§ TASK OBJECTIVE
Would you go through the records below and copy each line with the string "this"?

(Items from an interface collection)
========================
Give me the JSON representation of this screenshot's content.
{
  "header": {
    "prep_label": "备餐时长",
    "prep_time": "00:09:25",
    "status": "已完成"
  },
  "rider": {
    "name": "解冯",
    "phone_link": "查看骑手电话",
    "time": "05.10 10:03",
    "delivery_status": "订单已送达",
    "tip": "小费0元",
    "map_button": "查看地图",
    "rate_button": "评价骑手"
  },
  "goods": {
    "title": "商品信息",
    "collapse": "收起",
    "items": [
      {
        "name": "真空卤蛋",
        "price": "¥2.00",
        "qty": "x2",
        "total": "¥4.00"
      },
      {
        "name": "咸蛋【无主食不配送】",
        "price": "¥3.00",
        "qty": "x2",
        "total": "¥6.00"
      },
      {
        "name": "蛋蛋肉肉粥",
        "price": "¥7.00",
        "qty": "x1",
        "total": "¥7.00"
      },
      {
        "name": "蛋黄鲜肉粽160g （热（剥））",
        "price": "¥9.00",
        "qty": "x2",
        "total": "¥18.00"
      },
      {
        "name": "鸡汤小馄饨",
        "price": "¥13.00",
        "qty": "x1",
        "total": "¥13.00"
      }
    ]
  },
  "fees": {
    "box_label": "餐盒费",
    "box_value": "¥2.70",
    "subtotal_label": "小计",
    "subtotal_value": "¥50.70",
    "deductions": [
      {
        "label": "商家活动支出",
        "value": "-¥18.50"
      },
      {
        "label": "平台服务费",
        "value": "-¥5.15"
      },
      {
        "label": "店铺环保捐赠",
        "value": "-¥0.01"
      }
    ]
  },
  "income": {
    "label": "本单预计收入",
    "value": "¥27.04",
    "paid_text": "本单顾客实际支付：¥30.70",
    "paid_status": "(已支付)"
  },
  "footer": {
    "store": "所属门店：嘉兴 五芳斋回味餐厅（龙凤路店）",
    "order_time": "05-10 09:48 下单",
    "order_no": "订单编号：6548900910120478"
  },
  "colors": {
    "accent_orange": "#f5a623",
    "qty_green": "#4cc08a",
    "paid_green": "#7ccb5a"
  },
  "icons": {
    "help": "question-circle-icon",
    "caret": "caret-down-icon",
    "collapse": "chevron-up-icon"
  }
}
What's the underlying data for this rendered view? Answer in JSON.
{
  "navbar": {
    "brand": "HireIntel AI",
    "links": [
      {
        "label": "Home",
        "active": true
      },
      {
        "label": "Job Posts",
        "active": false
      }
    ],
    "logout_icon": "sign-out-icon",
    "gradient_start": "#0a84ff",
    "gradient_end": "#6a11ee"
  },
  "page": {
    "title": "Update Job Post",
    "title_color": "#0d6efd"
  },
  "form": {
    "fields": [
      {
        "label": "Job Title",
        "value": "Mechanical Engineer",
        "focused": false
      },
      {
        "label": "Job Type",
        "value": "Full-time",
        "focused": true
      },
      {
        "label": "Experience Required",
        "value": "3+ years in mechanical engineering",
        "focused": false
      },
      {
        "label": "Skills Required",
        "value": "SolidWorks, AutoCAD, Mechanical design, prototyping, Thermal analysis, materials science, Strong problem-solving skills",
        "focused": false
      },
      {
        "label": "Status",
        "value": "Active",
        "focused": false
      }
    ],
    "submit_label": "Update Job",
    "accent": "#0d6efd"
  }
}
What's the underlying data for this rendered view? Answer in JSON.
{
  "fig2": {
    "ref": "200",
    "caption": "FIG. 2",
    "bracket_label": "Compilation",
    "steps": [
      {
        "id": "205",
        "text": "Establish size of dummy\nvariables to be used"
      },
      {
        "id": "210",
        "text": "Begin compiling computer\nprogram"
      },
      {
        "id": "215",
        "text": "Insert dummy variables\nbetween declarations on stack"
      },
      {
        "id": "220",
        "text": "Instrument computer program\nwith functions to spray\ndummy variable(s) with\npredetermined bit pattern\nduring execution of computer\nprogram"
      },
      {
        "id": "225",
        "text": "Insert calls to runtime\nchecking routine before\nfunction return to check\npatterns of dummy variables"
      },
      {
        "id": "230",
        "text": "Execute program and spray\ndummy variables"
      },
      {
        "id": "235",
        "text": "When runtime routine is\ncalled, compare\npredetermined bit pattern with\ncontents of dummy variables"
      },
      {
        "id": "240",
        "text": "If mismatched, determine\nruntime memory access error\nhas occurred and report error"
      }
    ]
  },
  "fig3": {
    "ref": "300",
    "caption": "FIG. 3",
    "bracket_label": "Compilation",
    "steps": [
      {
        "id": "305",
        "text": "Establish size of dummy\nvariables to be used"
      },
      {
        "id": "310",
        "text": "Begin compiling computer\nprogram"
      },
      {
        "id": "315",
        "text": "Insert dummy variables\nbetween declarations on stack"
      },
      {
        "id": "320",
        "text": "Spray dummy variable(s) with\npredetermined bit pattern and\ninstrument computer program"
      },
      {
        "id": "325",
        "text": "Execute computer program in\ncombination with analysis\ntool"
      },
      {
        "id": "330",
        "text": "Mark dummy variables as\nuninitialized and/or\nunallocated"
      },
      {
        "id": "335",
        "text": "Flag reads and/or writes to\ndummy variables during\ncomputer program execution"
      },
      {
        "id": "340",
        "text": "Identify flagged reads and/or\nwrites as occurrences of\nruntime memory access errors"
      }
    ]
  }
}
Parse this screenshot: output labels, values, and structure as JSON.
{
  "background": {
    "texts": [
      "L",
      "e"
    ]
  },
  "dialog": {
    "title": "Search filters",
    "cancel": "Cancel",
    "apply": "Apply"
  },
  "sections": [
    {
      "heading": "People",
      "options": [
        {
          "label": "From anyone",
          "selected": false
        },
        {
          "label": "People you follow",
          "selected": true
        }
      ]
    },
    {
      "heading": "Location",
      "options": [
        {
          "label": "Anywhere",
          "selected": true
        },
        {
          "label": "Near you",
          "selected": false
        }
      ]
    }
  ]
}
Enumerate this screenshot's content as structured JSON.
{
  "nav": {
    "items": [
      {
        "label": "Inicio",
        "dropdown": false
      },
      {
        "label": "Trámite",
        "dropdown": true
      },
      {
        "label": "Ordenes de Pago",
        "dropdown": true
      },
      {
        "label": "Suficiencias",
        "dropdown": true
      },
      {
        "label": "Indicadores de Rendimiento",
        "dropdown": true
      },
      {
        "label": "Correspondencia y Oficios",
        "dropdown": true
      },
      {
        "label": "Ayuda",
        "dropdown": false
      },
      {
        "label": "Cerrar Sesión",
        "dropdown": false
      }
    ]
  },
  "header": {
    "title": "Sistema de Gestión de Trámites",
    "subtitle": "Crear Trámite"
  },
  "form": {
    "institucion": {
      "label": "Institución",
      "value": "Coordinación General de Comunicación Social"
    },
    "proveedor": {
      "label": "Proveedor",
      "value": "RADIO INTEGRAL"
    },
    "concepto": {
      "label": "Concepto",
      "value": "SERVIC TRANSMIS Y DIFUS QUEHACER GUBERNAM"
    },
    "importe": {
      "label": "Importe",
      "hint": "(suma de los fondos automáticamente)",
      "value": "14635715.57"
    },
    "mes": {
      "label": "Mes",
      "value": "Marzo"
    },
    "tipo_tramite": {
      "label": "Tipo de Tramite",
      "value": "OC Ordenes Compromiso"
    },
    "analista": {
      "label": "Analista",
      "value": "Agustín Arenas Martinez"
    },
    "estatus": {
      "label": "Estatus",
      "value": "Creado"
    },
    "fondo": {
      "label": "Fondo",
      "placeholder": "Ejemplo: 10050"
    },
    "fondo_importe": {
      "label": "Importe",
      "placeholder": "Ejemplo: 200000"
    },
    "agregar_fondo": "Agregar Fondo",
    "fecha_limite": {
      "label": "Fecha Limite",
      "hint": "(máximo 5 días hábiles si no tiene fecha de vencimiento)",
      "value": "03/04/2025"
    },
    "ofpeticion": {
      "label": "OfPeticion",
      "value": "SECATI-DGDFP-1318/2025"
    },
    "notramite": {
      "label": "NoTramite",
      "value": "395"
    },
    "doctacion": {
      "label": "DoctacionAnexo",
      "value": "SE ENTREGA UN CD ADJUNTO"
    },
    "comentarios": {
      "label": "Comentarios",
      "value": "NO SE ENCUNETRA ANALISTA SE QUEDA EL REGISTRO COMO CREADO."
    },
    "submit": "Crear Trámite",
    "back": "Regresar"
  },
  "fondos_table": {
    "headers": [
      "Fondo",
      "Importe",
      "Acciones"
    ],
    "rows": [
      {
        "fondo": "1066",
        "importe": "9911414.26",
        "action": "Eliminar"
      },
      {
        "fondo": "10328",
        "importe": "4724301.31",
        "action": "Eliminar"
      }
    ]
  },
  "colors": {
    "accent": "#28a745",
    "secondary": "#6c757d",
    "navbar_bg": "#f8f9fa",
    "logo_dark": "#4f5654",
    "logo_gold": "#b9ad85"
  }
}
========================
§ EXERCISE OUTPUT
Give me the JSON representation of this screenshot's content.
What's the underlying data for this rendered view? Answer in JSON.
What's the underlying data for this rendered view? Answer in JSON.
Parse this screenshot: output labels, values, and structure as JSON.
Enumerate this screenshot's content as structured JSON.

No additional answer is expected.